  2. Advani, S., Kochhar, G., Chachra, S., & Dhawan, P. (2014). Eating everything except food (PICA): A rare case report and review. Journal of International Society of Preventive & Community Dentistry, 4(1), 1–4. https://doi.org/10.4103/2231-0762.127851
  3. "Feeding and Eating Disorders". Diagnostic and Statistical Manual of Mental Disorders. DSM Library. American Psychiatric Association. 2013-05-22. doi:10.1176/appi.books.9780890425596.dsm10. ISBN 978-0890425558.
  4. Fawcett, Emily J.; Fawcett, Jonathan M.; Mazmanian, Dwight (June 2016). "A meta-analysis of the worldwide prevalence of pica during pregnancy and the postpartum period". International Journal of Gynaecology and Obstetrics. 133 (3): 277–283. doi:10.1016/j.ijgo.2015.10.012. ISSN 1879-3479. PMID 26892693
  5. Hagopian, Louis P.; Rooker, Griffin W.; Rolider, Natalie U. (2011). "Identifying empirically supported treatments for pica in individuals with intellectual disabilities". Research in Developmental Disabilities. 32 (6): 2114–2120. doi:10.1016/j.ridd.2011.07.042. PMID 21862281

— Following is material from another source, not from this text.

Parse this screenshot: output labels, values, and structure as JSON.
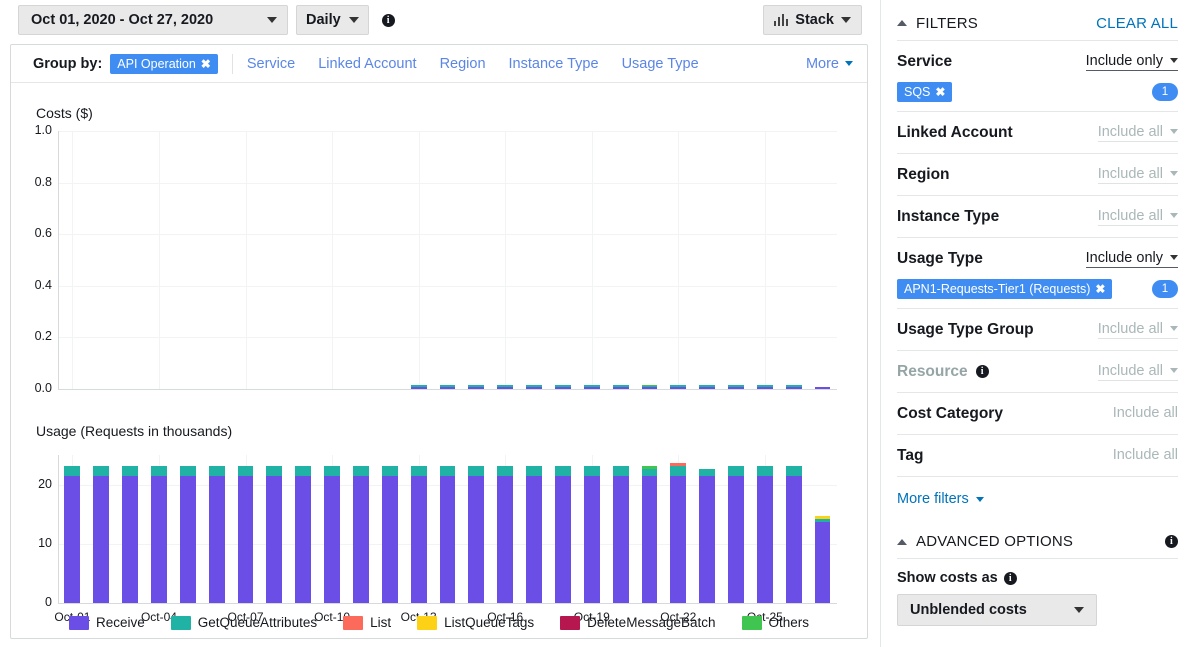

  6. Advani, S., Kochhar, G., Chachra, S., & Dhawan, P. (2014). Eating everything except food (PICA): A rare case report and review. Journal of International Society of Preventive & Community Dentistry, 4(1), 1–4. https://doi.org/10.4103/2231-0762.127851